His best friend, Stoltz, is just the opposite. Stoltz is a man who is enlivened by worldly commerce and affairs. In contrast with the robust Stoltz who is completely at one with the world and succeeds at everything he attempts; Oblomov seems pathetic, childlike, incompetent, fragmented, will-less. Stoltz labels his friend's condition "Oblomovism" and sets about reforming him with a strict diet, a social agenda, and plans to take him abroad and stir in him an interest in the business of the world. But Oblomov's heart is not in it. He doesn't care at all that he looks 50 even though he is 30, he is mortified at the thought of having to socialize, and although he acquires an expensive set of luggage he has no intention of going abroad and leaving Russia.
In one of the most memorable scenes of the film, Oblomov meditates aloud to Stoltz about how his mind is full of so many dead things (religions, civilizations, dates, facts) and he expresses his desire to be at one with the world around him (as a leaf on a tree). In this moment the ever-active Stoltz is completely quieted by Oblomov's profound way of viewing existence. But the moment passes and Stoltz is once again swept up with the business of the world.

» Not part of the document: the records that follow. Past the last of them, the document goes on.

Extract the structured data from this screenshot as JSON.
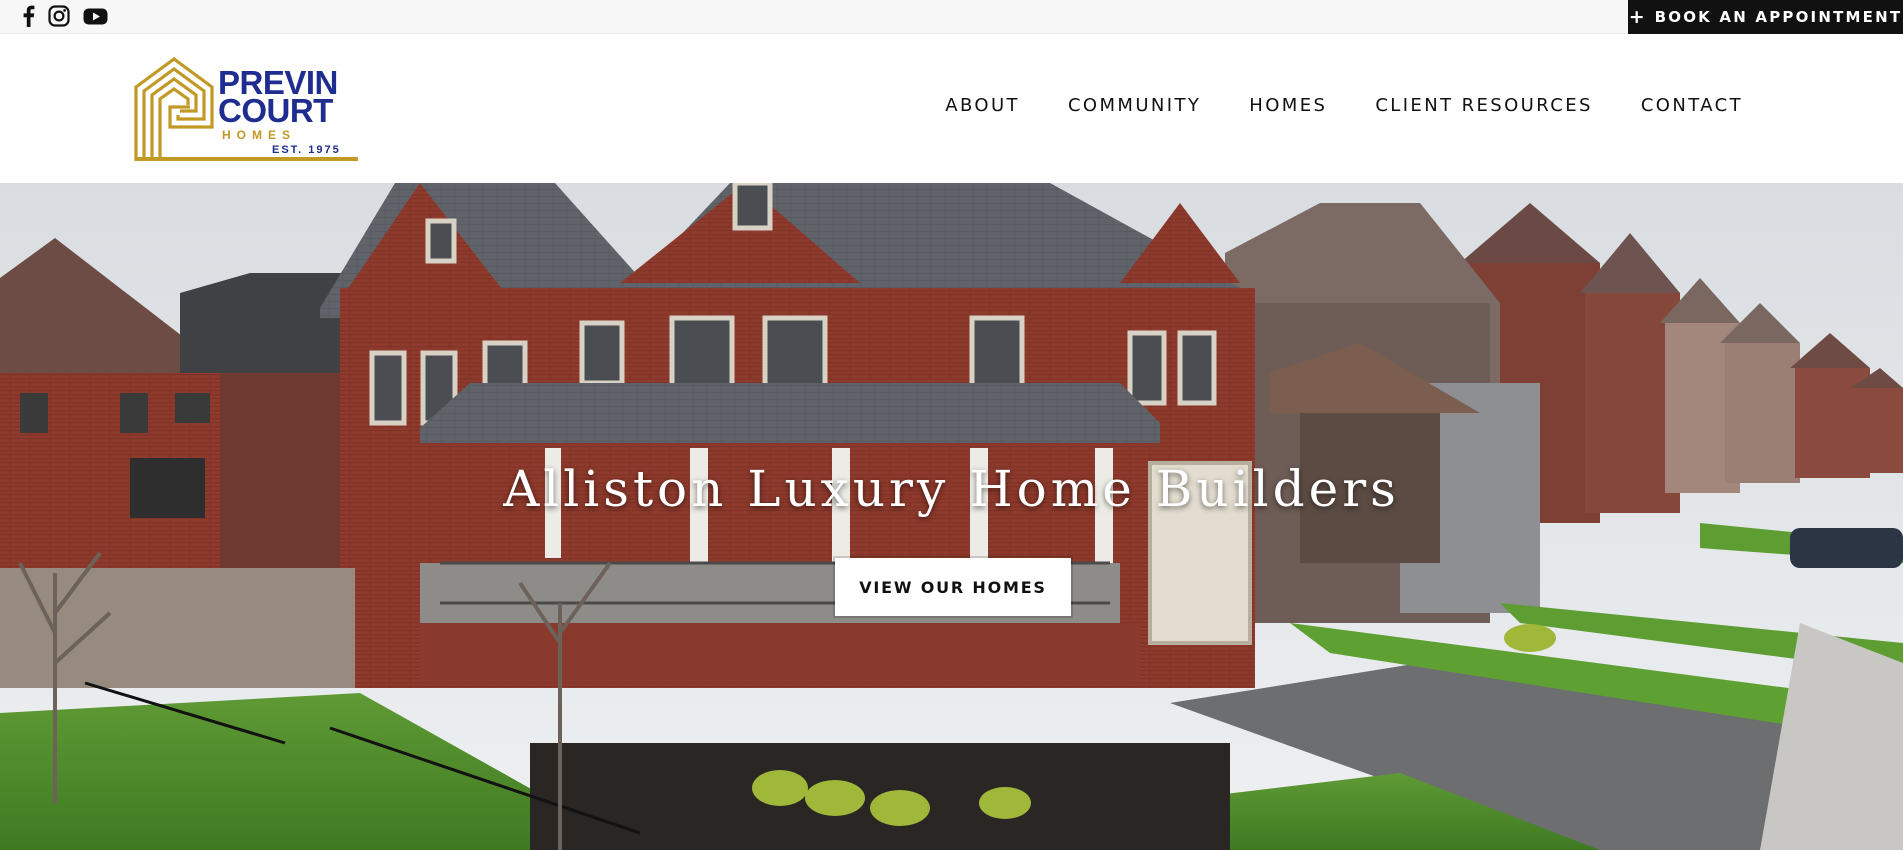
{
  "topbar": {
    "social": [
      {
        "icon": "facebook-icon"
      },
      {
        "icon": "instagram-icon"
      },
      {
        "icon": "youtube-icon"
      }
    ],
    "book_label": "BOOK AN APPOINTMENT"
  },
  "logo": {
    "line1": "PREVIN",
    "line2": "COURT",
    "line3": "HOMES",
    "line4": "EST. 1975"
  },
  "nav": {
    "items": [
      "ABOUT",
      "COMMUNITY",
      "HOMES",
      "CLIENT RESOURCES",
      "CONTACT"
    ]
  },
  "hero": {
    "title": "Alliston Luxury Home Builders",
    "cta_label": "VIEW OUR HOMES"
  },
  "colors": {
    "brand_blue": "#1e2d8f",
    "brand_gold": "#c19a26",
    "brick": "#8e3a2c",
    "roof": "#5f6266"
  }
}
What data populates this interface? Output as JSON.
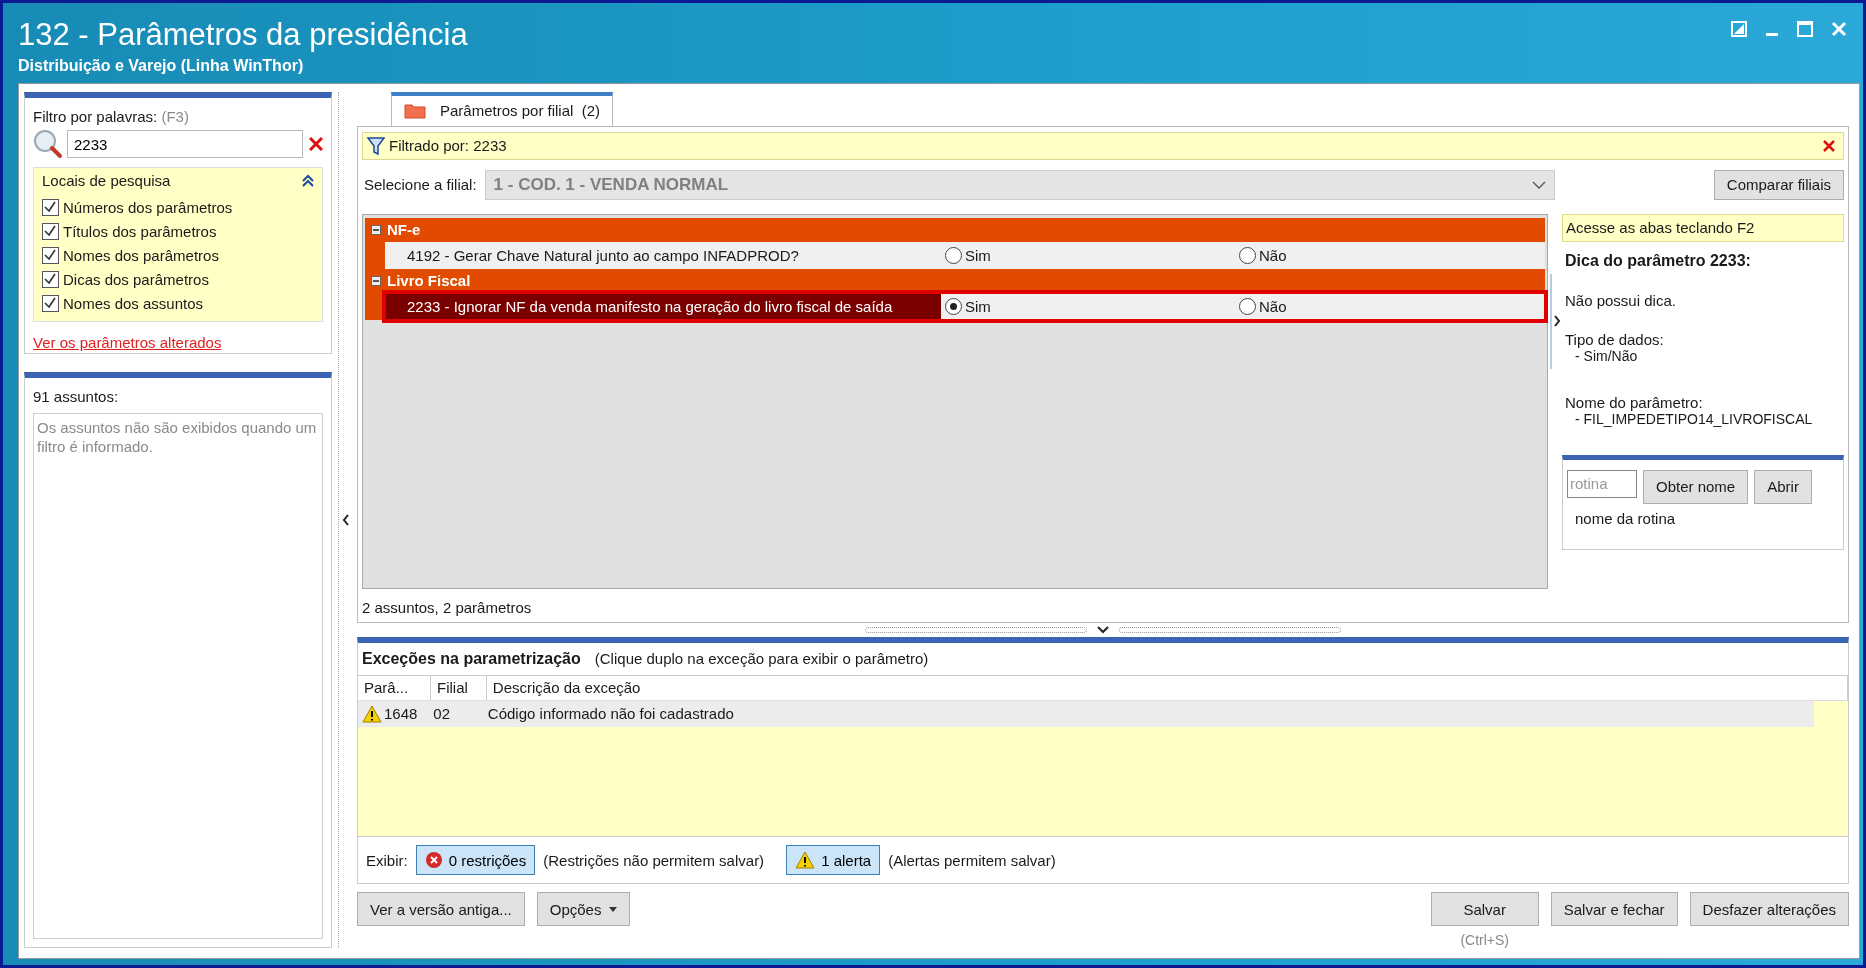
{
  "window": {
    "title": "132 - Parâmetros da presidência",
    "subtitle": "Distribuição e Varejo (Linha WinThor)"
  },
  "filter": {
    "label": "Filtro por palavras:",
    "shortcut": "(F3)",
    "value": "2233"
  },
  "search_locations": {
    "title": "Locais de pesquisa",
    "expanded": true,
    "items": [
      {
        "label": "Números dos parâmetros",
        "checked": true
      },
      {
        "label": "Títulos dos parâmetros",
        "checked": true
      },
      {
        "label": "Nomes dos parâmetros",
        "checked": true
      },
      {
        "label": "Dicas dos parâmetros",
        "checked": true
      },
      {
        "label": "Nomes dos assuntos",
        "checked": true
      }
    ]
  },
  "changed_link": "Ver os parâmetros alterados",
  "subjects": {
    "title": "91 assuntos:",
    "message": "Os assuntos não são exibidos quando um filtro é informado."
  },
  "tabs": [
    {
      "label": "Parâmetros por filial",
      "count": "(2)",
      "selected": true
    }
  ],
  "filter_bar": {
    "text": "Filtrado por: 2233"
  },
  "branch": {
    "label": "Selecione a filial:",
    "value": "1 - COD. 1 - VENDA NORMAL",
    "disabled": true
  },
  "compare_button": "Comparar filiais",
  "groups": [
    {
      "name": "NF-e",
      "expanded": true,
      "params": [
        {
          "label": "4192 - Gerar Chave Natural junto ao campo INFADPROD?",
          "selected": false,
          "highlighted": false,
          "options": [
            {
              "label": "Sim",
              "selected": false
            },
            {
              "label": "Não",
              "selected": false
            }
          ]
        }
      ]
    },
    {
      "name": "Livro Fiscal",
      "expanded": true,
      "params": [
        {
          "label": "2233 - Ignorar NF da venda manifesto na geração do livro fiscal de saída",
          "selected": true,
          "highlighted": true,
          "options": [
            {
              "label": "Sim",
              "selected": true
            },
            {
              "label": "Não",
              "selected": false
            }
          ]
        }
      ]
    }
  ],
  "grid_status": "2 assuntos, 2 parâmetros",
  "hint_panel": {
    "banner": "Acesse as abas teclando F2",
    "title": "Dica do parâmetro 2233:",
    "blocks": [
      {
        "kind": "text",
        "text": "Não possui dica."
      },
      {
        "kind": "field",
        "label": "Tipo de dados:",
        "value": "- Sim/Não"
      },
      {
        "kind": "field",
        "label": "Nome do parâmetro:",
        "value": "- FIL_IMPEDETIPO14_LIVROFISCAL"
      }
    ]
  },
  "routine": {
    "placeholder": "rotina",
    "buttons": [
      "Obter nome",
      "Abrir"
    ],
    "caption": "nome da rotina"
  },
  "exceptions": {
    "title": "Exceções na parametrização",
    "hint": "(Clique duplo na exceção para exibir o parâmetro)",
    "columns": [
      "Parâ...",
      "Filial",
      "Descrição da exceção"
    ],
    "rows": [
      {
        "kind": "alert",
        "cells": [
          "1648",
          "02",
          "Código informado não foi cadastrado"
        ]
      }
    ],
    "show_label": "Exibir:",
    "filters": [
      {
        "kind": "restriction",
        "label": "0 restrições",
        "selected": true,
        "note": "(Restrições não permitem salvar)"
      },
      {
        "kind": "alert",
        "label": "1 alerta",
        "selected": true,
        "note": "(Alertas permitem salvar)"
      }
    ]
  },
  "buttons_left": [
    {
      "label": "Ver a versão antiga...",
      "dropdown": false
    },
    {
      "label": "Opções",
      "dropdown": true
    }
  ],
  "buttons_right": [
    {
      "label": "Salvar",
      "shortcut": "(Ctrl+S)"
    },
    {
      "label": "Salvar e fechar"
    },
    {
      "label": "Desfazer alterações"
    }
  ]
}
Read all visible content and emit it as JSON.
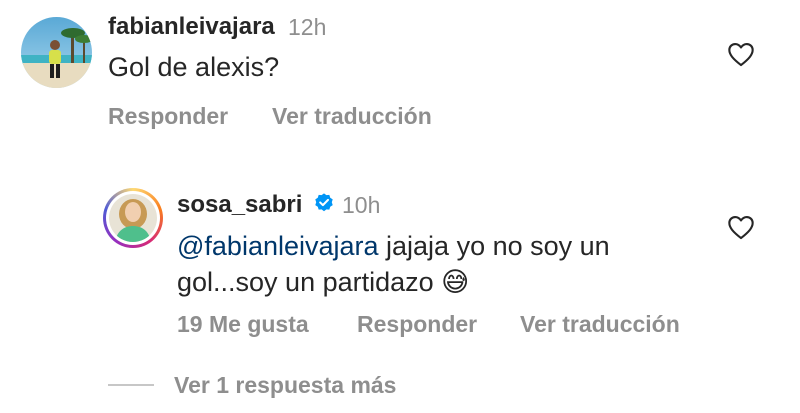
{
  "comment1": {
    "username": "fabianleivajara",
    "time": "12h",
    "text": "Gol de alexis?",
    "actions": {
      "reply": "Responder",
      "translate": "Ver traducción"
    },
    "icons": {
      "like": "heart-outline-icon"
    }
  },
  "comment2": {
    "username": "sosa_sabri",
    "verified_icon": "verified-badge-icon",
    "time": "10h",
    "mention": "@fabianleivajara",
    "text_line1_rest": " jajaja  yo no soy un",
    "text_line2": "gol...soy un partidazo ",
    "emoji": "😅",
    "likes": "19 Me gusta",
    "actions": {
      "reply": "Responder",
      "translate": "Ver traducción"
    },
    "icons": {
      "like": "heart-outline-icon"
    }
  },
  "replies": {
    "view_more": "Ver 1 respuesta más"
  },
  "colors": {
    "text": "#262626",
    "secondary": "#8e8e8e",
    "mention": "#00376b",
    "verified": "#0095f6"
  }
}
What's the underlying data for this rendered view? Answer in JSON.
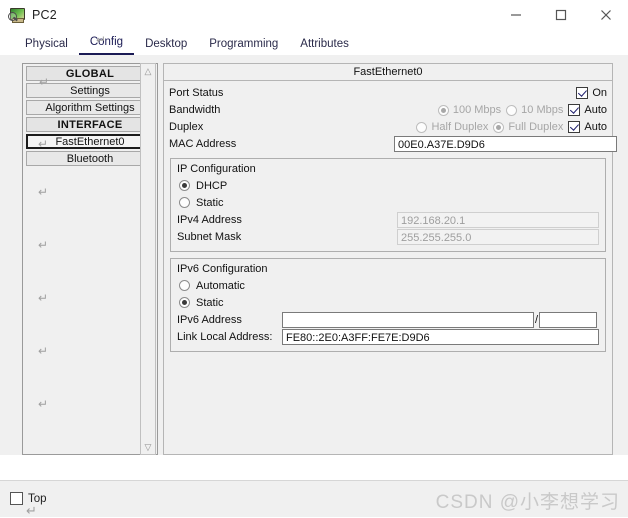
{
  "window": {
    "title": "PC2",
    "icon": "pc-device-icon",
    "controls": {
      "minimize": "minimize-icon",
      "maximize": "maximize-icon",
      "close": "close-icon"
    }
  },
  "tabs": [
    {
      "label": "Physical",
      "active": false
    },
    {
      "label": "Config",
      "active": true
    },
    {
      "label": "Desktop",
      "active": false
    },
    {
      "label": "Programming",
      "active": false
    },
    {
      "label": "Attributes",
      "active": false
    }
  ],
  "sidebar": {
    "items": [
      {
        "label": "GLOBAL",
        "type": "header"
      },
      {
        "label": "Settings",
        "type": "item"
      },
      {
        "label": "Algorithm Settings",
        "type": "item"
      },
      {
        "label": "INTERFACE",
        "type": "header"
      },
      {
        "label": "FastEthernet0",
        "type": "item",
        "selected": true
      },
      {
        "label": "Bluetooth",
        "type": "item"
      }
    ],
    "scrollbar": {
      "up": "chevron-up-icon",
      "down": "chevron-down-icon"
    }
  },
  "panel": {
    "title": "FastEthernet0",
    "port_status": {
      "label": "Port Status",
      "on_label": "On",
      "on_checked": true
    },
    "bandwidth": {
      "label": "Bandwidth",
      "options": [
        {
          "label": "100 Mbps",
          "selected": true,
          "disabled": true
        },
        {
          "label": "10 Mbps",
          "selected": false,
          "disabled": true
        }
      ],
      "auto_label": "Auto",
      "auto_checked": true
    },
    "duplex": {
      "label": "Duplex",
      "options": [
        {
          "label": "Half Duplex",
          "selected": false,
          "disabled": true
        },
        {
          "label": "Full Duplex",
          "selected": true,
          "disabled": true
        }
      ],
      "auto_label": "Auto",
      "auto_checked": true
    },
    "mac": {
      "label": "MAC Address",
      "value": "00E0.A37E.D9D6"
    },
    "ip_config": {
      "title": "IP Configuration",
      "dhcp_label": "DHCP",
      "dhcp_selected": true,
      "static_label": "Static",
      "static_selected": false,
      "ipv4_label": "IPv4 Address",
      "ipv4_value": "192.168.20.1",
      "subnet_label": "Subnet Mask",
      "subnet_value": "255.255.255.0"
    },
    "ipv6_config": {
      "title": "IPv6 Configuration",
      "automatic_label": "Automatic",
      "automatic_selected": false,
      "static_label": "Static",
      "static_selected": true,
      "ipv6_label": "IPv6 Address",
      "ipv6_value": "",
      "ipv6_prefix_value": "",
      "separator": "/",
      "link_local_label": "Link Local Address:",
      "link_local_value": "FE80::2E0:A3FF:FE7E:D9D6"
    }
  },
  "footer": {
    "top_label": "Top",
    "top_checked": false,
    "watermark": "CSDN @小李想学习"
  },
  "colors": {
    "accent": "#1b1b55",
    "panel_bg": "#f0f0f0",
    "border": "#aeaeae",
    "disabled_text": "#a6a6a6"
  }
}
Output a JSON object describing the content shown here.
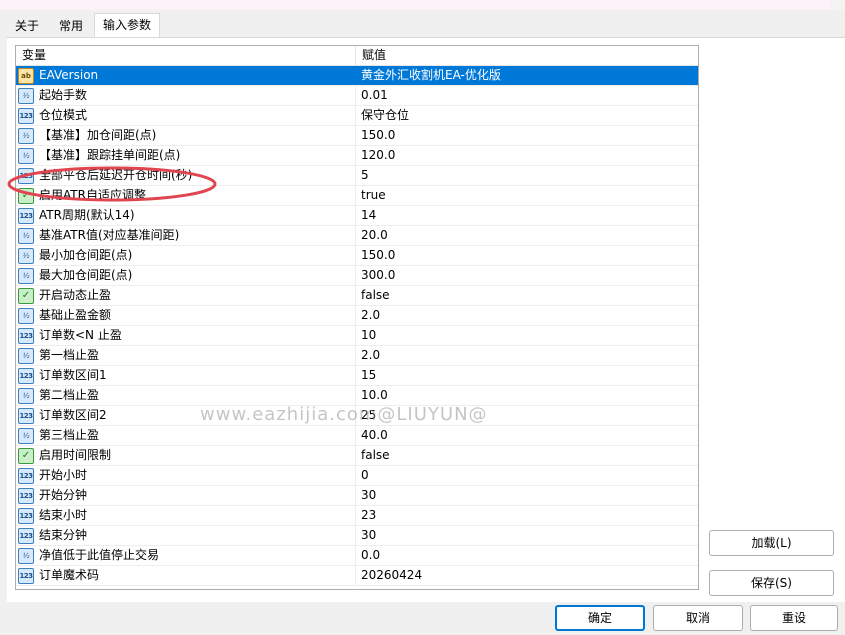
{
  "tabs": [
    {
      "label": "关于"
    },
    {
      "label": "常用"
    },
    {
      "label": "输入参数"
    }
  ],
  "table": {
    "headers": {
      "variable": "变量",
      "value": "赋值"
    },
    "rows": [
      {
        "icon": "ab",
        "name": "EAVersion",
        "value": "黄金外汇收割机EA-优化版",
        "selected": true
      },
      {
        "icon": "frac",
        "name": "起始手数",
        "value": "0.01"
      },
      {
        "icon": "num",
        "name": "仓位模式",
        "value": "保守仓位"
      },
      {
        "icon": "frac",
        "name": "【基准】加仓间距(点)",
        "value": "150.0"
      },
      {
        "icon": "frac",
        "name": "【基准】跟踪挂单间距(点)",
        "value": "120.0"
      },
      {
        "icon": "num",
        "name": "全部平仓后延迟开仓时间(秒)",
        "value": "5"
      },
      {
        "icon": "bool",
        "name": "启用ATR自适应调整",
        "value": "true"
      },
      {
        "icon": "num",
        "name": "ATR周期(默认14)",
        "value": "14"
      },
      {
        "icon": "frac",
        "name": "基准ATR值(对应基准间距)",
        "value": "20.0"
      },
      {
        "icon": "frac",
        "name": "最小加仓间距(点)",
        "value": "150.0"
      },
      {
        "icon": "frac",
        "name": "最大加仓间距(点)",
        "value": "300.0"
      },
      {
        "icon": "bool",
        "name": "开启动态止盈",
        "value": "false"
      },
      {
        "icon": "frac",
        "name": "基础止盈金额",
        "value": "2.0"
      },
      {
        "icon": "num",
        "name": "订单数<N 止盈",
        "value": "10"
      },
      {
        "icon": "frac",
        "name": "第一档止盈",
        "value": "2.0"
      },
      {
        "icon": "num",
        "name": "订单数区间1",
        "value": "15"
      },
      {
        "icon": "frac",
        "name": "第二档止盈",
        "value": "10.0"
      },
      {
        "icon": "num",
        "name": "订单数区间2",
        "value": "25"
      },
      {
        "icon": "frac",
        "name": "第三档止盈",
        "value": "40.0"
      },
      {
        "icon": "bool",
        "name": "启用时间限制",
        "value": "false"
      },
      {
        "icon": "num",
        "name": "开始小时",
        "value": "0"
      },
      {
        "icon": "num",
        "name": "开始分钟",
        "value": "30"
      },
      {
        "icon": "num",
        "name": "结束小时",
        "value": "23"
      },
      {
        "icon": "num",
        "name": "结束分钟",
        "value": "30"
      },
      {
        "icon": "frac",
        "name": "净值低于此值停止交易",
        "value": "0.0"
      },
      {
        "icon": "num",
        "name": "订单魔术码",
        "value": "20260424"
      }
    ]
  },
  "icon_glyphs": {
    "ab": "ab",
    "frac": "½",
    "num": "123",
    "bool": "✓"
  },
  "watermark": "www.eazhijia.com@LIUYUN@",
  "buttons": {
    "load": "加载(L)",
    "save": "保存(S)",
    "ok": "确定",
    "cancel": "取消",
    "reset": "重设"
  },
  "colors": {
    "selection": "#0078d7",
    "annotation": "#e0464f"
  }
}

Despite his penchant for inertia, one thing does stir him from his solitude: Olga. Olga is a woman with a divided temperament. She seems to be a woman who thrives on social interaction and so seems to be naturally drawn to Stoltz who has a way of drawing her out and making her laugh, but there is also something about Oblomov that she is equally responsive too: his stillness, his poetic quiet, his longing to be at one with the world. Oblomov and Olga are each poetic souls who are mesmerized by natural beauty and each other, and so long as they are alone in the idyllic landscape of Oblomov's country estate where they have chosen to summer together they do seem to be at one with the world and each other. But when Stoltz returns from one of his world tours so does Olga's desire to be more involved with the world and so she turns her attentions once again toward him. But Olga is fascinating, her inner conflicts are never fully resolved, and even though she marries Stoltz, late in life she finds herself thinking once again of Oblomov.
The ending of this film is one of the most moving of any film that I can recall, and also one of the most evocative of life's enduring patterns, as well as its enduring promise (even though those promises are not always fulfilled or fulfillable).
I suppose it is possible to interpret Oblomov as being symbolic of Russia's insular and brooding separatism from Europe, and its refusal to let go of its past, to modernize, and adjust to the commercial age. And its also possible to see in Oblomov a precursor to the kinds of characters that would later appear in modernist works by Kafka and Beckett. But there is something about Oblomov that resists these kinds of historicizations. Like all great literature, Oblomov seems to symbolize something that is true about the human condition and life in all times."